■ **WHAT THE TASK ASKS**
Where a line of the data below has the string "flag", copy that line.

■ **INFORMATION GIVEN**
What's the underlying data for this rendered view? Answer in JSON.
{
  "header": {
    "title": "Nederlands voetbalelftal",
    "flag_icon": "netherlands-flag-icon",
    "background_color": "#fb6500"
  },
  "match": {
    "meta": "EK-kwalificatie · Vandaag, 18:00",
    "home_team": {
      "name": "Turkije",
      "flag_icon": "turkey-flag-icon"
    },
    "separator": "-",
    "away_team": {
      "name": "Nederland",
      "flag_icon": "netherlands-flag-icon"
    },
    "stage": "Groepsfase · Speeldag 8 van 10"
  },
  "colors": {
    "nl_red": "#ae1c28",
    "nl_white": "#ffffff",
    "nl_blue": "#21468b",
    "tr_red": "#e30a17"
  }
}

■ **ANSWER FOR THE TASK**
    "flag_icon": "netherlands-flag-icon",
      "flag_icon": "turkey-flag-icon"
      "flag_icon": "netherlands-flag-icon"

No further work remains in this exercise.